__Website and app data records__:
^^^^^^^^^^^^^^^^
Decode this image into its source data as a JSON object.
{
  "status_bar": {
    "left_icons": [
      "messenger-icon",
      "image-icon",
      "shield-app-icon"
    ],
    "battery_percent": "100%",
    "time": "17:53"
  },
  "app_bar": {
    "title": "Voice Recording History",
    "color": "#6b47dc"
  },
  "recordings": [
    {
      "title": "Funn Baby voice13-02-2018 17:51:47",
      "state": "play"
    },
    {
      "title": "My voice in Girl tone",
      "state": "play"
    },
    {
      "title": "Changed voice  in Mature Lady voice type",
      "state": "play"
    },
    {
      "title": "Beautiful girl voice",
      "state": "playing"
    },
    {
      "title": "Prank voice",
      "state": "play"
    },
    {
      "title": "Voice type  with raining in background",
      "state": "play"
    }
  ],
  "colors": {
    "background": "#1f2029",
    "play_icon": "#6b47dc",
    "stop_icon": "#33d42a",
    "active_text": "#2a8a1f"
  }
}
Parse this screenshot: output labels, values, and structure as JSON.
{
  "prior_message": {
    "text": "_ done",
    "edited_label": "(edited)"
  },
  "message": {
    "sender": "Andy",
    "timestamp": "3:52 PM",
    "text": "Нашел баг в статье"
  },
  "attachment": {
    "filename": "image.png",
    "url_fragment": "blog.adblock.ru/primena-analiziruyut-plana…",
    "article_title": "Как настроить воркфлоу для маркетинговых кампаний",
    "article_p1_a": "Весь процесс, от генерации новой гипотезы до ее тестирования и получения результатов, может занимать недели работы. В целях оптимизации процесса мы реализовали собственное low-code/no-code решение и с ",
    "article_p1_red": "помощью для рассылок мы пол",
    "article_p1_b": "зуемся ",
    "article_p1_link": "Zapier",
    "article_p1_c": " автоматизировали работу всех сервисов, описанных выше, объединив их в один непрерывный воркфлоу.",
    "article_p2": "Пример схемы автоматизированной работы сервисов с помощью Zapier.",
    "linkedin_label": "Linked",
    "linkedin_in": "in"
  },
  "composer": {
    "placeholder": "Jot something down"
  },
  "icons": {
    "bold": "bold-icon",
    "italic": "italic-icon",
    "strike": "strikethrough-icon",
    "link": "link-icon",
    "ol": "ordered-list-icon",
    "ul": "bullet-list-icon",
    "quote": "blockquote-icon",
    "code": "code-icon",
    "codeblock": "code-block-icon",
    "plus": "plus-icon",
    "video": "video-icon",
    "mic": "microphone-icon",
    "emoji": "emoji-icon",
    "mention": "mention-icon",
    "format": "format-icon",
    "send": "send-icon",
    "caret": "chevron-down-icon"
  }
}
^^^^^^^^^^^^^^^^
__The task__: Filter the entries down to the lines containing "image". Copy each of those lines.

__Written solution__:
Decode this image into its source data as a JSON object.
      "image-icon",
    "filename": "image.png",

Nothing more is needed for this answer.